• Tactical issues associated with reduced or low-light combatives
• Tactical considerations of flashlight, laser, and ambient light use
• Using light as a weapon
• Target locating, identification, evaluation, and engagement
• Weapon-mounted light and/or lasers
• Firearms safety review
• Target analysis & diagnostics, and
• Live-fire practical scenarios and evaluation drills.
The Low-Light Techniques for Defensive Pistol class is taught by credentialed and certified law-enforcement tactical firearms instructors.
At a minimum, students must be able to demonstrate their understanding of basic firearms safety and handling concepts. Completion of a basic pistol course (NRA First Steps Pistol or Basic Pistol Course) or some other basics firearms familiarization program is preferred but not required. The Training Lead reserves the right to excuse any student who does not possess basic safety and/or handling skills.
1. Semi-automatic Pistol or Revolver - chambered in one of the following calibers: .380acp, 9mm, 10mm, .40 S&W, .357, .38 SPL, .45acp or .45 GAP. It is HIGHLY recommended that students bring and train with the firearm that they plan to use or carry for defensive purposes.
2. Sturdy Waist Holster is required.
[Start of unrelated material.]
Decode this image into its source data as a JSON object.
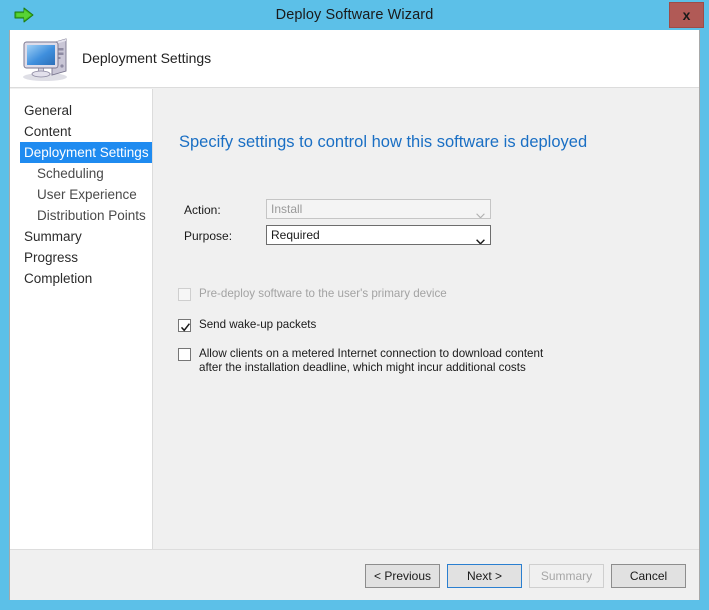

IWBs are permitted, provided that they support easy one-handed re-holstering.
ABSOLUTELY NO: cross-draw rigs, shoulder holsters, or drop-leg (thigh) holsters. (Certified law enforcement officers and certified "blue card" armed security officers are permitted to work with drop-leg holsters if it is a holster they are issued by their department/agency or required for duty purposes.)
3. Flashlight - It is preferable that you bring a compact, high-powered tactical flashlight with a button or a switch to activate. Tailcap buttons are ideal. Weapon-mounted lights will NOT be utilized in this program. Students are asked to bring a handheld option.
NOTE: This flashlight offers outstanding performance at an unbeatable price:
4. Ammunition - 150 rounds. Ammunition should be factory-manufactured. Reloads are NOT allowed. Having Difficulty getting Ammo, not to worry we have plenty.
5. Snap-Caps/Dummy Rounds - Students should bring a MINIMUM of two (2) snap-caps or dummy rounds PER MAGAZINE. (2 magazines = 4 snap-caps, 3 magazines = 6 snap-caps, etc.) These may be purchased from retail outlets like Bass Pro Shops or your local firearms retailer Don't worry... we always have loaners!
6. Magazines/Speed Loaders - students should bring a MINIMUM of two (2) magazines or two (2) speed loaders (for revolvers.) Three magazines or speed loaders are ideal. It is recommended that students have magazine pouches or speed loader holders.
7. Eye Protection, Ear Protection, and Baseball Style Cap - Sunglasses may be worn in conjunction with a baseball cap with the bill worn forward. Safety glasses must be of the wrap-around type or employ side panels. If wearing prescription glasses, they must be covered with safety glasses unless they meet the above requirements. Earplugs or earmuffs (preferred), and it is highly recommended that a baseball cap with a bill to deflect ejected brass be worn.
8. Appropriate Clothing - Students should bring appropriate clothing to participate in the classroom portion of the training as well as the range portion of the program, which will be conducted at an indoor range. Shorts, sandals, or flip-flops are NOT range-appropriate.
ABSOLUTELY NO: Camouflage fatigues, flak jackets, tac vests, or bright red shirts/outerwear! (Certified law enforcement officers and certified "blue card" armed security officers are permitted to wear tactical vests or load-bearing vests if it is issued by their department/agency or required to be worn on duty.)
** PLEASE NOTE: Participants are STRONGLY encouraged to wear at least one (preferably two) layers of long-sleeved clothing to prevent potential impacts from materials "splashing back" from the backstop. It is unlikely to occur, but the range facility has asked that we request this from participants as we will be operating at a distance much closer to the backstop than what they are accustomed to.
9. Note-Taking Material - Pen and a full-sized notebook for note-taking in the classroom. A jumbo permanent marker for use on the range is also highly recommended. A roll of painter's tape is very handy as well!
LIMITED TO 12 PARTICIPANTS
ABOUT THE INSTRUCTOR:
Various Qualified Instructors + Visiting Instructors will be announced for each class.